BOGOTA, Colombia, July 25 (Reuters) - A top Colombian farmers' group on Monday said the president's offer to buy peasants out of the coca business could backfire by prompting them to grow more of the illicit crop.
President Alvaro Uribe on Saturday said his government would pay peasant farmers to surrender their coca, the leafy bush used to make cocaine.
"This would create confusion and provide an incentive to plant coca for the government to buy," said Rafael Mejia, chief of the Farmers' Society of Colombia, the Andean country's biggest agricultural lobbying group.
Lower House Congressman Gustavo Petro of the left-wing Polo Democratico Party said the effort would threaten to increase the price of coca if drug smugglers are forced to compete against the government for crops.
Uribe did not say how much the government would offer. Farmers can get about $800 for 2.2 pounds (1 kg) of coca paste from drug traffickers. The government would only pay for coca if growers signed an agreement promising not to plant any more.
The offer came after U.S.-backed efforts at reducing coca through aerial spraying appeared to be making slow progress.
U.S. satellite data earlier this year showed the size of the area planted with coca stayed stable throughout 2004, although it was still down a third from 2001 at the beginning of a $3 billion-plus anti-drug campaign funded by Washington.
Uribe is trying to end a 41-year guerrilla war involving Marxist rebels and far-right paramilitaries, both of which fund their operations by exploiting the cocaine trade.

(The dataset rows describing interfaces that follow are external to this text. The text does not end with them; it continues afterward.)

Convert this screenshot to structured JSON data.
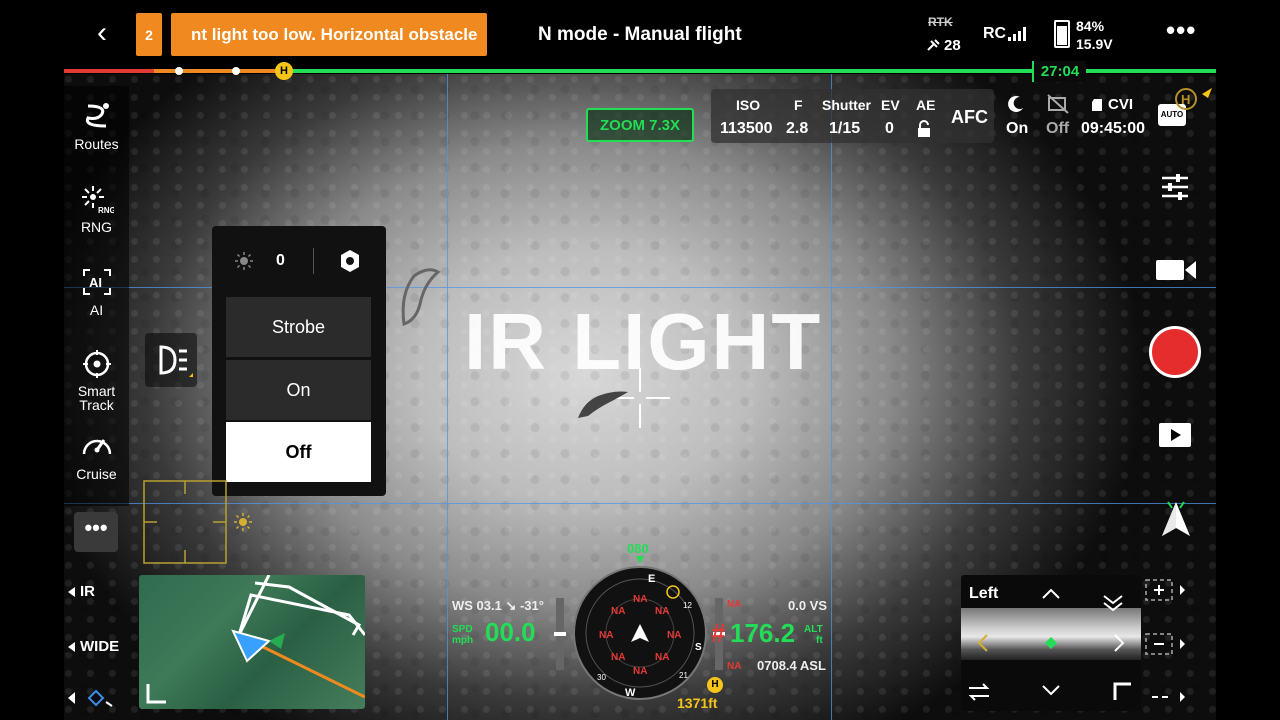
{
  "topbar": {
    "back_label": "‹",
    "warning_count": "2",
    "warning_text": "nt light too low. Horizontal obstacle",
    "flight_mode": "N mode - Manual flight",
    "rtk_label": "RTK",
    "satellite_count": "28",
    "rc_label": "RC",
    "battery_percent": "84%",
    "battery_voltage": "15.9V",
    "more_label": "•••"
  },
  "timeline": {
    "home_label": "H",
    "time_remaining": "27:04"
  },
  "sidebar": {
    "items": [
      {
        "label": "Routes"
      },
      {
        "label": "RNG"
      },
      {
        "label": "AI"
      },
      {
        "label": "Smart Track"
      },
      {
        "label": "Cruise"
      }
    ],
    "more_label": "•••",
    "icon_text_rng": "RNG",
    "icon_text_ai": "AI"
  },
  "light_menu": {
    "brightness": "0",
    "options": [
      {
        "label": "Strobe",
        "selected": false
      },
      {
        "label": "On",
        "selected": false
      },
      {
        "label": "Off",
        "selected": true
      }
    ]
  },
  "overlay": {
    "ir_text": "IR LIGHT"
  },
  "camera": {
    "zoom": "ZOOM  7.3X",
    "iso_label": "ISO",
    "iso_value": "113500",
    "f_label": "F",
    "f_value": "2.8",
    "shutter_label": "Shutter",
    "shutter_value": "1/15",
    "ev_label": "EV",
    "ev_value": "0",
    "ae_label": "AE",
    "focus_mode": "AFC",
    "night_mode_value": "On",
    "dewarp_value": "Off",
    "storage_label": "CVI",
    "recording_time": "09:45:00",
    "auto_label": "AUTO"
  },
  "lens_selector": {
    "ir_label": "IR",
    "wide_label": "WIDE"
  },
  "instruments": {
    "wind": "WS 03.1 ↘ -31°",
    "speed_unit_line1": "SPD",
    "speed_unit_line2": "mph",
    "speed_value": "00.0",
    "heading": "080",
    "compass_e": "E",
    "compass_s": "S",
    "compass_w": "W",
    "compass_30": "30",
    "compass_12": "12",
    "compass_21": "21",
    "na_label": "NA",
    "altitude_prefix": "#",
    "altitude_value": "176.2",
    "altitude_unit_line1": "ALT",
    "altitude_unit_line2": "ft",
    "vertical_speed": "0.0 VS",
    "asl": "0708.4 ASL",
    "home_distance": "1371ft",
    "home_label": "H"
  },
  "pip": {
    "label": "Left"
  },
  "colors": {
    "warning": "#f0891f",
    "accent_green": "#22dd55",
    "record_red": "#e52d2d",
    "grid_blue": "#5096e6",
    "home_yellow": "#f5c518"
  }
}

Colombia is the world's biggest exporter of cocaine, popular among users for the sensation of euphoria it produces.